*** Records supplied ***
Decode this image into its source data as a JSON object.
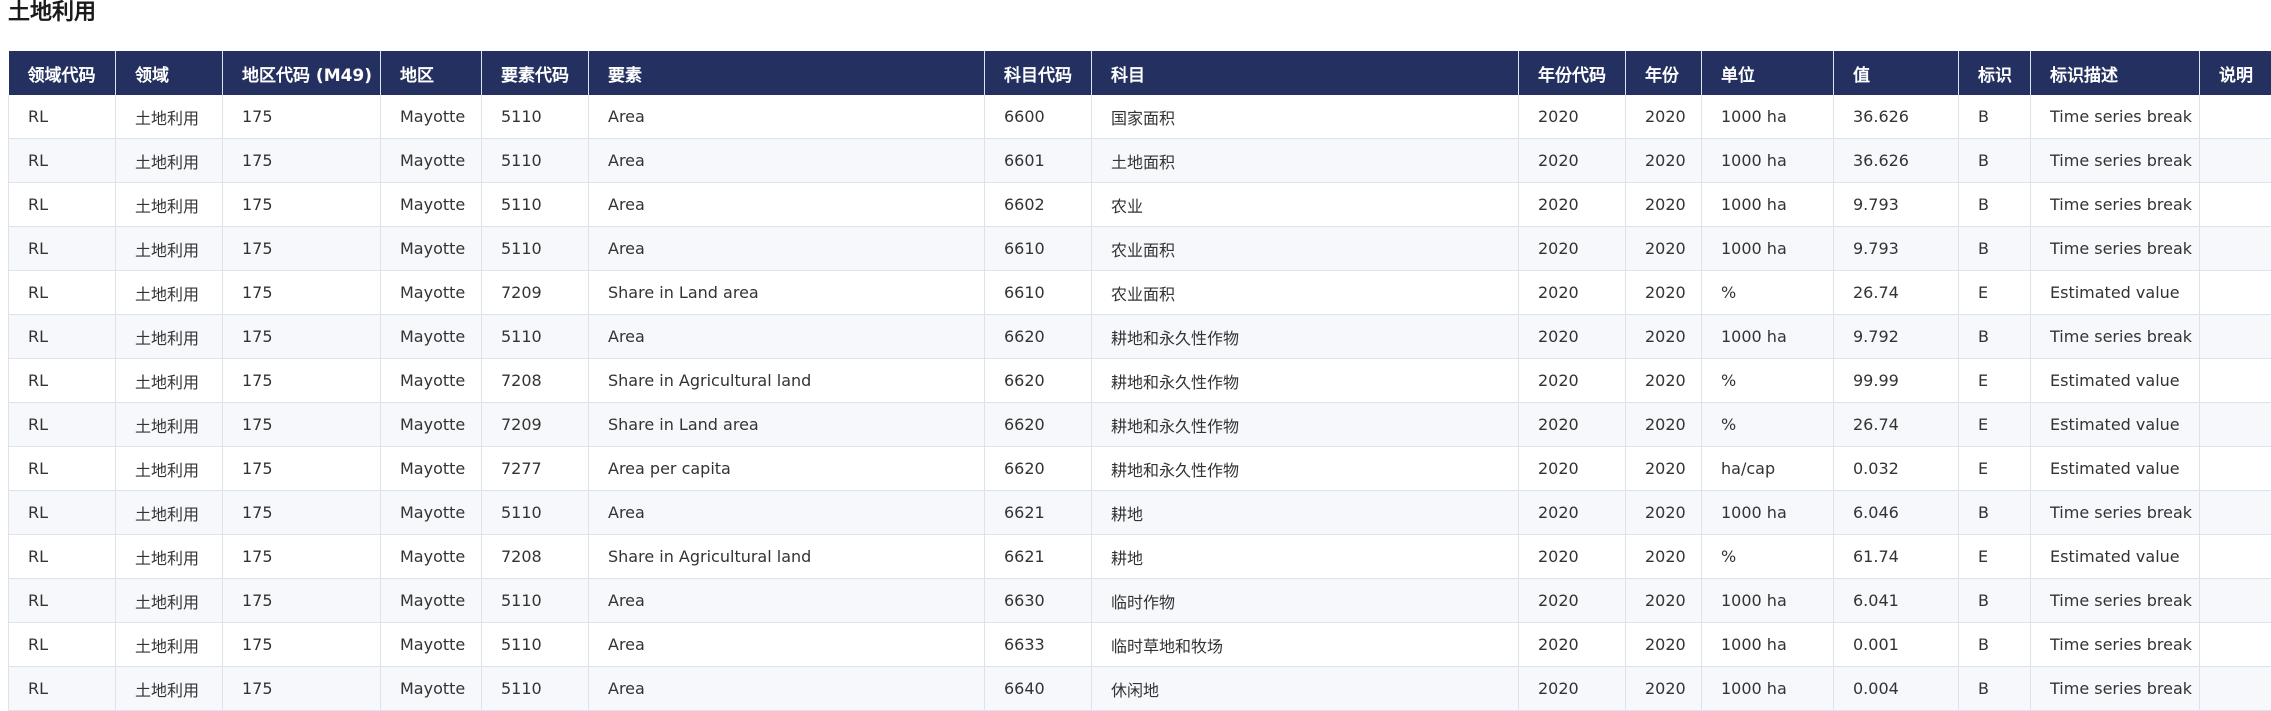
{
  "page": {
    "title": "土地利用"
  },
  "table": {
    "columns": [
      "领域代码",
      "领域",
      "地区代码 (M49)",
      "地区",
      "要素代码",
      "要素",
      "科目代码",
      "科目",
      "年份代码",
      "年份",
      "单位",
      "值",
      "标识",
      "标识描述",
      "说明"
    ],
    "rows": [
      [
        "RL",
        "土地利用",
        "175",
        "Mayotte",
        "5110",
        "Area",
        "6600",
        "国家面积",
        "2020",
        "2020",
        "1000 ha",
        "36.626",
        "B",
        "Time series break",
        ""
      ],
      [
        "RL",
        "土地利用",
        "175",
        "Mayotte",
        "5110",
        "Area",
        "6601",
        "土地面积",
        "2020",
        "2020",
        "1000 ha",
        "36.626",
        "B",
        "Time series break",
        ""
      ],
      [
        "RL",
        "土地利用",
        "175",
        "Mayotte",
        "5110",
        "Area",
        "6602",
        "农业",
        "2020",
        "2020",
        "1000 ha",
        "9.793",
        "B",
        "Time series break",
        ""
      ],
      [
        "RL",
        "土地利用",
        "175",
        "Mayotte",
        "5110",
        "Area",
        "6610",
        "农业面积",
        "2020",
        "2020",
        "1000 ha",
        "9.793",
        "B",
        "Time series break",
        ""
      ],
      [
        "RL",
        "土地利用",
        "175",
        "Mayotte",
        "7209",
        "Share in Land area",
        "6610",
        "农业面积",
        "2020",
        "2020",
        "%",
        "26.74",
        "E",
        "Estimated value",
        ""
      ],
      [
        "RL",
        "土地利用",
        "175",
        "Mayotte",
        "5110",
        "Area",
        "6620",
        "耕地和永久性作物",
        "2020",
        "2020",
        "1000 ha",
        "9.792",
        "B",
        "Time series break",
        ""
      ],
      [
        "RL",
        "土地利用",
        "175",
        "Mayotte",
        "7208",
        "Share in Agricultural land",
        "6620",
        "耕地和永久性作物",
        "2020",
        "2020",
        "%",
        "99.99",
        "E",
        "Estimated value",
        ""
      ],
      [
        "RL",
        "土地利用",
        "175",
        "Mayotte",
        "7209",
        "Share in Land area",
        "6620",
        "耕地和永久性作物",
        "2020",
        "2020",
        "%",
        "26.74",
        "E",
        "Estimated value",
        ""
      ],
      [
        "RL",
        "土地利用",
        "175",
        "Mayotte",
        "7277",
        "Area per capita",
        "6620",
        "耕地和永久性作物",
        "2020",
        "2020",
        "ha/cap",
        "0.032",
        "E",
        "Estimated value",
        ""
      ],
      [
        "RL",
        "土地利用",
        "175",
        "Mayotte",
        "5110",
        "Area",
        "6621",
        "耕地",
        "2020",
        "2020",
        "1000 ha",
        "6.046",
        "B",
        "Time series break",
        ""
      ],
      [
        "RL",
        "土地利用",
        "175",
        "Mayotte",
        "7208",
        "Share in Agricultural land",
        "6621",
        "耕地",
        "2020",
        "2020",
        "%",
        "61.74",
        "E",
        "Estimated value",
        ""
      ],
      [
        "RL",
        "土地利用",
        "175",
        "Mayotte",
        "5110",
        "Area",
        "6630",
        "临时作物",
        "2020",
        "2020",
        "1000 ha",
        "6.041",
        "B",
        "Time series break",
        ""
      ],
      [
        "RL",
        "土地利用",
        "175",
        "Mayotte",
        "5110",
        "Area",
        "6633",
        "临时草地和牧场",
        "2020",
        "2020",
        "1000 ha",
        "0.001",
        "B",
        "Time series break",
        ""
      ],
      [
        "RL",
        "土地利用",
        "175",
        "Mayotte",
        "5110",
        "Area",
        "6640",
        "休闲地",
        "2020",
        "2020",
        "1000 ha",
        "0.004",
        "B",
        "Time series break",
        ""
      ]
    ]
  }
}
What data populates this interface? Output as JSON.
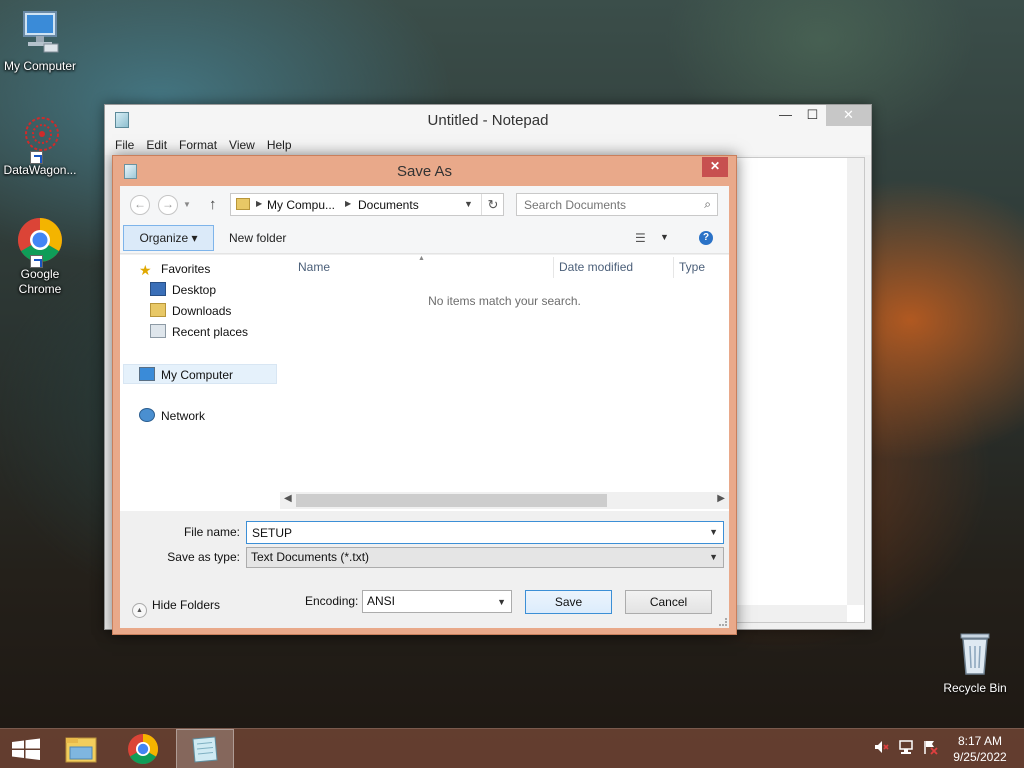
{
  "desktop": {
    "icons": [
      {
        "label": "My Computer",
        "icon": "computer-icon"
      },
      {
        "label": "DataWagon...",
        "icon": "datawagon-icon"
      },
      {
        "label": "Google Chrome",
        "icon": "chrome-icon"
      }
    ],
    "recycle_bin": "Recycle Bin"
  },
  "notepad": {
    "title": "Untitled - Notepad",
    "menu": [
      "File",
      "Edit",
      "Format",
      "View",
      "Help"
    ],
    "controls": {
      "minimize": "—",
      "maximize": "☐",
      "close": "✕"
    }
  },
  "save_dialog": {
    "title": "Save As",
    "close": "✕",
    "address": {
      "crumbs": [
        "My Compu...",
        "Documents"
      ]
    },
    "search": {
      "placeholder": "Search Documents"
    },
    "toolbar": {
      "organize": "Organize ▾",
      "new_folder": "New folder"
    },
    "nav": {
      "favorites": "Favorites",
      "desktop": "Desktop",
      "downloads": "Downloads",
      "recent": "Recent places",
      "computer": "My Computer",
      "network": "Network"
    },
    "columns": [
      "Name",
      "Date modified",
      "Type"
    ],
    "empty_message": "No items match your search.",
    "file_name_label": "File name:",
    "file_name_value": "SETUP",
    "save_type_label": "Save as type:",
    "save_type_value": "Text Documents (*.txt)",
    "hide_folders": "Hide Folders",
    "encoding_label": "Encoding:",
    "encoding_value": "ANSI",
    "save_button": "Save",
    "cancel_button": "Cancel"
  },
  "taskbar": {
    "time": "8:17 AM",
    "date": "9/25/2022"
  },
  "colors": {
    "dialog_frame": "#e9a98a",
    "close_red": "#c75050",
    "taskbar": "#69413a",
    "accent_blue": "#3c8fd6"
  }
}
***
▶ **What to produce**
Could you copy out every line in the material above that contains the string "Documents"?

▶ **Task solution**
        "Documents"
      "placeholder": "Search Documents"
    "save_type_value": "Text Documents (*.txt)",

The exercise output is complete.